> [Web page and app entries]
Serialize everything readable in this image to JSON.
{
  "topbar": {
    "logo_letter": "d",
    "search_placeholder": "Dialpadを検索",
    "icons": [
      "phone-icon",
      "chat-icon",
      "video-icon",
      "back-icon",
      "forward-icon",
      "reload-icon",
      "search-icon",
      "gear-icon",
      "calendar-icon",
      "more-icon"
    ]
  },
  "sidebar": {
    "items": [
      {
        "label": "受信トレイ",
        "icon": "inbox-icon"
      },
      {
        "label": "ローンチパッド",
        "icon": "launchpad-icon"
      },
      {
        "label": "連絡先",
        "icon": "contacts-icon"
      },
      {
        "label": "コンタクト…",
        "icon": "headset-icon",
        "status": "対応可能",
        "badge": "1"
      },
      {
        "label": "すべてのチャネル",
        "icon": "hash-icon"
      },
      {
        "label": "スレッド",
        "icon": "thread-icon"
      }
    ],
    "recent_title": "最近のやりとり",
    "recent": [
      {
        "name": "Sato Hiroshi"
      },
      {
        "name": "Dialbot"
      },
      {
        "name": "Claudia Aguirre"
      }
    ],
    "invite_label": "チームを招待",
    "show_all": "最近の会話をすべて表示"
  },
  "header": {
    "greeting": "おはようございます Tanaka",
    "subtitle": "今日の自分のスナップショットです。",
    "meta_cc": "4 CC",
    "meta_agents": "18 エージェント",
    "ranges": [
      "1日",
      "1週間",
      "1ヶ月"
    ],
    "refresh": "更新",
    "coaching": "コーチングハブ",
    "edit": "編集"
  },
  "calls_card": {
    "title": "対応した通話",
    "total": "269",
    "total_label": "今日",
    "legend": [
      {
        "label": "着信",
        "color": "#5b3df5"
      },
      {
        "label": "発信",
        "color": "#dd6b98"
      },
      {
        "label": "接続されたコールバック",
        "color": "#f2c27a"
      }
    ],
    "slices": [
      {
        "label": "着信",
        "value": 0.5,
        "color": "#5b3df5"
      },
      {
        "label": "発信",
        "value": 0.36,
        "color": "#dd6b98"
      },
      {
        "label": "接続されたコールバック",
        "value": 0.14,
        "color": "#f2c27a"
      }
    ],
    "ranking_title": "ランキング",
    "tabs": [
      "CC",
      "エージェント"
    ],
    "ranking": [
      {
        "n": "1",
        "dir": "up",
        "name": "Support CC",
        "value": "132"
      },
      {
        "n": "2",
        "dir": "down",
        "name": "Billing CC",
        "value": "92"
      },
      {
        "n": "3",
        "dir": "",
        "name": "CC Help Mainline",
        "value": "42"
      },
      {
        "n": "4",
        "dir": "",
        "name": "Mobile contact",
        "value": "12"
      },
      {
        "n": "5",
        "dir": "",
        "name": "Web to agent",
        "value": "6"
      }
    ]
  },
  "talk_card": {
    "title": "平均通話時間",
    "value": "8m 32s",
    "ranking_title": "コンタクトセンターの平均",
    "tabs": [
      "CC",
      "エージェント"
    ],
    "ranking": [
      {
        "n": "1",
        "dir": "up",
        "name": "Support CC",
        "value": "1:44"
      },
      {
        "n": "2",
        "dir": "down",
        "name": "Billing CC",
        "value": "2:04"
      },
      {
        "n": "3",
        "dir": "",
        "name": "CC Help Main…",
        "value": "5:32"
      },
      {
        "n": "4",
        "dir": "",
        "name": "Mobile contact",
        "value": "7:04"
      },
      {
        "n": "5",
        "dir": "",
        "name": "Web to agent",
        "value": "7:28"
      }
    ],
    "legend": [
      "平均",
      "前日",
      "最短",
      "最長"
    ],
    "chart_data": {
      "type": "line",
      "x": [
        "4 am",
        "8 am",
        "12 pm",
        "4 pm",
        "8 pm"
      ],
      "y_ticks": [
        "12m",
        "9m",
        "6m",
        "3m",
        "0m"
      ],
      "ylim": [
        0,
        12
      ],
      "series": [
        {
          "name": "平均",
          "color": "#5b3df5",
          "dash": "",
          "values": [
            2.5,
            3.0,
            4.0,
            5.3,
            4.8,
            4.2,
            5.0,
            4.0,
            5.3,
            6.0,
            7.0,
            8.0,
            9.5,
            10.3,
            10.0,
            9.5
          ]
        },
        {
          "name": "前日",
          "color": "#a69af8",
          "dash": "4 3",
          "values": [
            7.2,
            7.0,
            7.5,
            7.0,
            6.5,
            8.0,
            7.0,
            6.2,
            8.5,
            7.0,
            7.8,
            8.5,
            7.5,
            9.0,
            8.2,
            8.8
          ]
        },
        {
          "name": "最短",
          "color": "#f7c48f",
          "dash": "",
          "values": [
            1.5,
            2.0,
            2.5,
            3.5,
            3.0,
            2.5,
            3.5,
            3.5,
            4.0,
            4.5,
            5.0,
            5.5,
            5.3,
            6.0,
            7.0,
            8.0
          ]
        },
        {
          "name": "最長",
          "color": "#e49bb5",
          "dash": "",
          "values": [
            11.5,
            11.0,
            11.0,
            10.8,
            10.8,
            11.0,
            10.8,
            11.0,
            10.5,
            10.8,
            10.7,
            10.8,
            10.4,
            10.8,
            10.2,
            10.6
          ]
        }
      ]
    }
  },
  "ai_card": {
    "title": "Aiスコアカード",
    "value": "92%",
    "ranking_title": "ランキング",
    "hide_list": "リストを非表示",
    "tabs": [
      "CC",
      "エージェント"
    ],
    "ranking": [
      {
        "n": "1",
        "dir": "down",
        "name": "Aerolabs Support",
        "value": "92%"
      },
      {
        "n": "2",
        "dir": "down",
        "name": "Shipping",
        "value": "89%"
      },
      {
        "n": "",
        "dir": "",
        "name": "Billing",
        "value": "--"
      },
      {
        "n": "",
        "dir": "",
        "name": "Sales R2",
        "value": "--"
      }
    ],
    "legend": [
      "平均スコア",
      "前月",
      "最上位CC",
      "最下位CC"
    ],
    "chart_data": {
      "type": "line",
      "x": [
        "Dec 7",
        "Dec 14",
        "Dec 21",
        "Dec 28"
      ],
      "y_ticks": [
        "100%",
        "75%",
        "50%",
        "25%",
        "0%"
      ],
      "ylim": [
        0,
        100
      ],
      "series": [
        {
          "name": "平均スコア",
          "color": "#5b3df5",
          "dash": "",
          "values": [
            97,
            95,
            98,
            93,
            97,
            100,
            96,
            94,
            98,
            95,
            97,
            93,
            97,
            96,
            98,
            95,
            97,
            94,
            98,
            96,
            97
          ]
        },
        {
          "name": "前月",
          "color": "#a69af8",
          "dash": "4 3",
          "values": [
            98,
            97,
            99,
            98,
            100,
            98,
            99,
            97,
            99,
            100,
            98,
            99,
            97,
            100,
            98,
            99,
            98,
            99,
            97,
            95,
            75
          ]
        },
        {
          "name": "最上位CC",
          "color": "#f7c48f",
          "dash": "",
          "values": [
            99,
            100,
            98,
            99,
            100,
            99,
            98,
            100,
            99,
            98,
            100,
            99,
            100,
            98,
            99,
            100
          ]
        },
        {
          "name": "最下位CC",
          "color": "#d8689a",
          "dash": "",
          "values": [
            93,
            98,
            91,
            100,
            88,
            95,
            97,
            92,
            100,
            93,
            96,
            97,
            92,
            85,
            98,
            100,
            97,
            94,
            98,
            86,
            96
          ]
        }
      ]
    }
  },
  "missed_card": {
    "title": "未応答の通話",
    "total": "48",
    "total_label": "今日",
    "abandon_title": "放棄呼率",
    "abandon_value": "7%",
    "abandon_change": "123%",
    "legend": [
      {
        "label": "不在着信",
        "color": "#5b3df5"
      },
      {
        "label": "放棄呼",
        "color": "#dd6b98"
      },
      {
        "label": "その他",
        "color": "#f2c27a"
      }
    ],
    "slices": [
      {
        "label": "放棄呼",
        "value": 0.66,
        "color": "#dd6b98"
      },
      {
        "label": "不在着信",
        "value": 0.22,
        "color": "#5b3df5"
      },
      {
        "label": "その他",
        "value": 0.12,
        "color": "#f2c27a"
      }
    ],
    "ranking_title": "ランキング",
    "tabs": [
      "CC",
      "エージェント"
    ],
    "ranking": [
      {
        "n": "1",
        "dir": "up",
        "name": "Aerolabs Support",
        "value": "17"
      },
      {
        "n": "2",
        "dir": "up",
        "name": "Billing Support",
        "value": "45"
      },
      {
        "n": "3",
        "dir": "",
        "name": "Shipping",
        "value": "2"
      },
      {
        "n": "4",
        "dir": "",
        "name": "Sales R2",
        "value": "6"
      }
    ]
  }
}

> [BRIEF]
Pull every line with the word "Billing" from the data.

> [RESULT OF THE TASK]
        "name": "Billing CC",
        "name": "Billing CC",
        "name": "Billing",
        "name": "Billing Support",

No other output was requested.